═══ Entries shown ═══

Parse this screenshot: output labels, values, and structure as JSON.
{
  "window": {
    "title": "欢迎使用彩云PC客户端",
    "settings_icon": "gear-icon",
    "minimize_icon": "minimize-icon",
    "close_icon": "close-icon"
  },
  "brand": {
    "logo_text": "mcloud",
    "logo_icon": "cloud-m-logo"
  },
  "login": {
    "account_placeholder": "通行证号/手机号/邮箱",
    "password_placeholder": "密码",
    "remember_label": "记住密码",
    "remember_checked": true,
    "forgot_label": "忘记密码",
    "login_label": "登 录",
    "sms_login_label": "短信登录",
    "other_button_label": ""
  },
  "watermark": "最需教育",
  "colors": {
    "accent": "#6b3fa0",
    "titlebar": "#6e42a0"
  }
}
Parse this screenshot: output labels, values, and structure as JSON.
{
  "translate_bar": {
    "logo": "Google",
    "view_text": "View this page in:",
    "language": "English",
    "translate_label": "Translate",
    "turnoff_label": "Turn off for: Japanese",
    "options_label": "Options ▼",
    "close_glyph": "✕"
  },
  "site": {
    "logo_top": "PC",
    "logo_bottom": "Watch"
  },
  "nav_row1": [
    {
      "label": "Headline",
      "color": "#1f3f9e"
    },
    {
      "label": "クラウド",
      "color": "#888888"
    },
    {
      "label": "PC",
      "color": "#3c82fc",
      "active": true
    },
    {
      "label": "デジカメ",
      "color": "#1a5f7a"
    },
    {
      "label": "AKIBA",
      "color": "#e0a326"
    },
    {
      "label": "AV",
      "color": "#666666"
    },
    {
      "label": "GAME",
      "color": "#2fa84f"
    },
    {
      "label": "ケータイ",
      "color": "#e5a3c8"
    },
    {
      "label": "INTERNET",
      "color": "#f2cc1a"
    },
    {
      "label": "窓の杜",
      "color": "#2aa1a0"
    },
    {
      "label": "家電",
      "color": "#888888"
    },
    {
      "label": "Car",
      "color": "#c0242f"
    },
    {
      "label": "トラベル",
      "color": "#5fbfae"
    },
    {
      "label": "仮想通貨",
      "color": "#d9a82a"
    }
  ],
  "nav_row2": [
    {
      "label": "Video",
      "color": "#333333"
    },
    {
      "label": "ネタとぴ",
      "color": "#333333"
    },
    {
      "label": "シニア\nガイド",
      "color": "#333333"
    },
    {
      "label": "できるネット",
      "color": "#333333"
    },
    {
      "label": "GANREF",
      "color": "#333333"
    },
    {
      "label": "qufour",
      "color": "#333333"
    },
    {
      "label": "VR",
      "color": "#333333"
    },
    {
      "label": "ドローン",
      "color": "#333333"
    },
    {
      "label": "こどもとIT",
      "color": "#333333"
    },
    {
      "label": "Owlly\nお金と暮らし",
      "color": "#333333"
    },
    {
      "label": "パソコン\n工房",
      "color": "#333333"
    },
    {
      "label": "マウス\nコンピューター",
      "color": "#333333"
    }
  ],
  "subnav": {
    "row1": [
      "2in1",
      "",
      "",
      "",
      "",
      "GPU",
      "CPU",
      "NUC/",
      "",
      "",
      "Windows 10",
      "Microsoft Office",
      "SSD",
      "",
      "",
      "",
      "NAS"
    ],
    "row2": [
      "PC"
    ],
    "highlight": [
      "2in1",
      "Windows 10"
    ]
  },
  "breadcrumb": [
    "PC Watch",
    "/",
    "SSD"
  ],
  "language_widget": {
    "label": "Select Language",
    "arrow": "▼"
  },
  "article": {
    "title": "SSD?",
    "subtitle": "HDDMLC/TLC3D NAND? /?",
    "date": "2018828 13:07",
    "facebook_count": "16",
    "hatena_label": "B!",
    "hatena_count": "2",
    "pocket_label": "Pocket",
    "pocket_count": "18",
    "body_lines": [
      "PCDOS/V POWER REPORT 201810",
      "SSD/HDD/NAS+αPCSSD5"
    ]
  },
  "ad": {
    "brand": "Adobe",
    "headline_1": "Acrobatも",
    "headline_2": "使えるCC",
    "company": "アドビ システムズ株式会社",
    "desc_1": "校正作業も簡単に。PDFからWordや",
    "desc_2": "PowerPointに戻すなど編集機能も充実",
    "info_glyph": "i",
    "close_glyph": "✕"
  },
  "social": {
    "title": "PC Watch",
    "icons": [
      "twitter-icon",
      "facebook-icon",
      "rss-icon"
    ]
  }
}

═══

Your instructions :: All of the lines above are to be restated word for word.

Problem solution ::
Parse this screenshot: output labels, values, and structure as JSON.
{
  "window": {
    "title": "欢迎使用彩云PC客户端",
    "settings_icon": "gear-icon",
    "minimize_icon": "minimize-icon",
    "close_icon": "close-icon"
  },
  "brand": {
    "logo_text": "mcloud",
    "logo_icon": "cloud-m-logo"
  },
  "login": {
    "account_placeholder": "通行证号/手机号/邮箱",
    "password_placeholder": "密码",
    "remember_label": "记住密码",
    "remember_checked": true,
    "forgot_label": "忘记密码",
    "login_label": "登 录",
    "sms_login_label": "短信登录",
    "other_button_label": ""
  },
  "watermark": "最需教育",
  "colors": {
    "accent": "#6b3fa0",
    "titlebar": "#6e42a0"
  }
}
Parse this screenshot: output labels, values, and structure as JSON.
{
  "translate_bar": {
    "logo": "Google",
    "view_text": "View this page in:",
    "language": "English",
    "translate_label": "Translate",
    "turnoff_label": "Turn off for: Japanese",
    "options_label": "Options ▼",
    "close_glyph": "✕"
  },
  "site": {
    "logo_top": "PC",
    "logo_bottom": "Watch"
  },
  "nav_row1": [
    {
      "label": "Headline",
      "color": "#1f3f9e"
    },
    {
      "label": "クラウド",
      "color": "#888888"
    },
    {
      "label": "PC",
      "color": "#3c82fc",
      "active": true
    },
    {
      "label": "デジカメ",
      "color": "#1a5f7a"
    },
    {
      "label": "AKIBA",
      "color": "#e0a326"
    },
    {
      "label": "AV",
      "color": "#666666"
    },
    {
      "label": "GAME",
      "color": "#2fa84f"
    },
    {
      "label": "ケータイ",
      "color": "#e5a3c8"
    },
    {
      "label": "INTERNET",
      "color": "#f2cc1a"
    },
    {
      "label": "窓の杜",
      "color": "#2aa1a0"
    },
    {
      "label": "家電",
      "color": "#888888"
    },
    {
      "label": "Car",
      "color": "#c0242f"
    },
    {
      "label": "トラベル",
      "color": "#5fbfae"
    },
    {
      "label": "仮想通貨",
      "color": "#d9a82a"
    }
  ],
  "nav_row2": [
    {
      "label": "Video",
      "color": "#333333"
    },
    {
      "label": "ネタとぴ",
      "color": "#333333"
    },
    {
      "label": "シニア\nガイド",
      "color": "#333333"
    },
    {
      "label": "できるネット",
      "color": "#333333"
    },
    {
      "label": "GANREF",
      "color": "#333333"
    },
    {
      "label": "qufour",
      "color": "#333333"
    },
    {
      "label": "VR",
      "color": "#333333"
    },
    {
      "label": "ドローン",
      "color": "#333333"
    },
    {
      "label": "こどもとIT",
      "color": "#333333"
    },
    {
      "label": "Owlly\nお金と暮らし",
      "color": "#333333"
    },
    {
      "label": "パソコン\n工房",
      "color": "#333333"
    },
    {
      "label": "マウス\nコンピューター",
      "color": "#333333"
    }
  ],
  "subnav": {
    "row1": [
      "2in1",
      "",
      "",
      "",
      "",
      "GPU",
      "CPU",
      "NUC/",
      "",
      "",
      "Windows 10",
      "Microsoft Office",
      "SSD",
      "",
      "",
      "",
      "NAS"
    ],
    "row2": [
      "PC"
    ],
    "highlight": [
      "2in1",
      "Windows 10"
    ]
  },
  "breadcrumb": [
    "PC Watch",
    "/",
    "SSD"
  ],
  "language_widget": {
    "label": "Select Language",
    "arrow": "▼"
  },
  "article": {
    "title": "SSD?",
    "subtitle": "HDDMLC/TLC3D NAND? /?",
    "date": "2018828 13:07",
    "facebook_count": "16",
    "hatena_label": "B!",
    "hatena_count": "2",
    "pocket_label": "Pocket",
    "pocket_count": "18",
    "body_lines": [
      "PCDOS/V POWER REPORT 201810",
      "SSD/HDD/NAS+αPCSSD5"
    ]
  },
  "ad": {
    "brand": "Adobe",
    "headline_1": "Acrobatも",
    "headline_2": "使えるCC",
    "company": "アドビ システムズ株式会社",
    "desc_1": "校正作業も簡単に。PDFからWordや",
    "desc_2": "PowerPointに戻すなど編集機能も充実",
    "info_glyph": "i",
    "close_glyph": "✕"
  },
  "social": {
    "title": "PC Watch",
    "icons": [
      "twitter-icon",
      "facebook-icon",
      "rss-icon"
    ]
  }
}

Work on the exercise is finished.